Despite years of debate and the industry’s denunciation of the practice, AVEs still persist in today’s PR and communications world.

Those familiar with the Barcelona Principles (launched in 2010 and revised in 2015) know that the industry’s leading body on PR measurement and evaluation, AMEC (, declared it would not recognise AVEs as a credible form of measurement. And indeed, many of the world’s leading PR bodies have followed suite, from the PRSA, to the IPR, and the PRCA (in fact most PR awards reject AVEs as a valid performance outcome).

But like any bad habit to which we form a compulsive addiction, the use of AVEs has been hard to quit. So that begs the question, why?

For all their faults (wonderfully outlined by AMEC Chairman Richard Bagnall here: I believe AVEs won’t die for two simple reasons. One, the fact there is a monetary figure attached to them, and two because of the term value. If look closely at what an AVE actually is, it’s a cost comparison to advertising. And don’t be confused, cost and value are not the same thing. Cost is the investment you made to do something. Value is what doing something delivers for your business (improved reputation, sales, market share, etc.). So, if you’re a PR practitioner, what is more important to you? The cost of the communications programme you create, or the value it delivers for your clients?

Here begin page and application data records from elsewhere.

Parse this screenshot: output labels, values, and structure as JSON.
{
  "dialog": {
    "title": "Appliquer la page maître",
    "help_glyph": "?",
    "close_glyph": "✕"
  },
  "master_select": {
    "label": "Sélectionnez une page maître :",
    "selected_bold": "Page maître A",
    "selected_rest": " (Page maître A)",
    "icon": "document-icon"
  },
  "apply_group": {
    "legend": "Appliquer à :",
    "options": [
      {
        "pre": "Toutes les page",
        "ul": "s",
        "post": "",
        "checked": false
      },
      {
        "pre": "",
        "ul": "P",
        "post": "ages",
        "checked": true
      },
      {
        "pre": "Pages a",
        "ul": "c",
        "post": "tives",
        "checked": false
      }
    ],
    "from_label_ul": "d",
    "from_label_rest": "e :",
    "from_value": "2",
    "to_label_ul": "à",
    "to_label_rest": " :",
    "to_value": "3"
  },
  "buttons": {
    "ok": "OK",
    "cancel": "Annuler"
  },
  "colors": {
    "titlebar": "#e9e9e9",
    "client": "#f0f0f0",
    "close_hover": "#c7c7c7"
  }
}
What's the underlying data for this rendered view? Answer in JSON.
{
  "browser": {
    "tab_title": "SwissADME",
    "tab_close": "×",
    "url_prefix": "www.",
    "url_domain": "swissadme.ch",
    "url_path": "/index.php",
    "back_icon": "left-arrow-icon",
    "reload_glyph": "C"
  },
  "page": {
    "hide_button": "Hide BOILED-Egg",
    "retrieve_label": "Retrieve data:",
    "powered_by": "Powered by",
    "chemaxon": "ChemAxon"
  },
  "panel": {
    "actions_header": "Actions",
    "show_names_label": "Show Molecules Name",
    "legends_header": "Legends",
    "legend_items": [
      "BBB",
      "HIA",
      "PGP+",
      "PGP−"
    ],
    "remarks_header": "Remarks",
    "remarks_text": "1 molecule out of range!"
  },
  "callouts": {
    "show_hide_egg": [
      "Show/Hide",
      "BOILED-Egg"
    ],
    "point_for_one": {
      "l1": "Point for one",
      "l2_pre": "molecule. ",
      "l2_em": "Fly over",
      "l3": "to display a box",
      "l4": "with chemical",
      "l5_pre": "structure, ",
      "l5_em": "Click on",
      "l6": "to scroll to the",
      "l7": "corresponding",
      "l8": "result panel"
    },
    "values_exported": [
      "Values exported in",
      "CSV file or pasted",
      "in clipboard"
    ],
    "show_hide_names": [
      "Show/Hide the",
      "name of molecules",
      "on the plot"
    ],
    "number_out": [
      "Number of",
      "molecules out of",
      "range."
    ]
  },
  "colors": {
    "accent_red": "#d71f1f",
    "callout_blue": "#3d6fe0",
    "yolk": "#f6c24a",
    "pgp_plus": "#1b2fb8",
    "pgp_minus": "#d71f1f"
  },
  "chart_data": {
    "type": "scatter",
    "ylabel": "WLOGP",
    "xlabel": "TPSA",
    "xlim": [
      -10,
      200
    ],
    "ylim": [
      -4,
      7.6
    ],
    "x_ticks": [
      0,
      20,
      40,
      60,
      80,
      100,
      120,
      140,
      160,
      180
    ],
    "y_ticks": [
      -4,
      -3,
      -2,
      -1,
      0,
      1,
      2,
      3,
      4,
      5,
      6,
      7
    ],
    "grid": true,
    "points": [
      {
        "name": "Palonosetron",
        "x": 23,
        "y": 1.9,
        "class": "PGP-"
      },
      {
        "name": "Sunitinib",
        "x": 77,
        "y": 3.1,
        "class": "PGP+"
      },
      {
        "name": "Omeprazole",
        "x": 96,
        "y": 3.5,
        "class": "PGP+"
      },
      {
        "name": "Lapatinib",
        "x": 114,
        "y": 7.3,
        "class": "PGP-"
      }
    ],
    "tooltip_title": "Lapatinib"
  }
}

I realise answering the value question can be difficult, but that is why organisations such as AMEC exist. Last June, AMEC launched a free to use Integrated Evaluation Framework that provides the industry with a meaningful and easy to use evaluation planning tool. The framework emphasis all the key aspects of great measurement planning: goal setting, multi-channel inputs, and a focus on audience and business outcomes. When you use a planning tool such as this, you see clearly how to think about and approach measurement for your clients and your agency.

The good news is that attitudes in the industry are changing, albeit more slowly than we hoped. To keep us moving in the right direction education is going to be the key. Education about why AVEs are misguided and wrong, and why measurement starts with proper planning. And this education initiative falls on all stakeholders in the industry. From organisations such as AMEC and the PRCA to education practitioners, for agencies to train their staff, and for PR consultants to educate and do right by their clients.

Let’s not let AVEs hold us back any longer.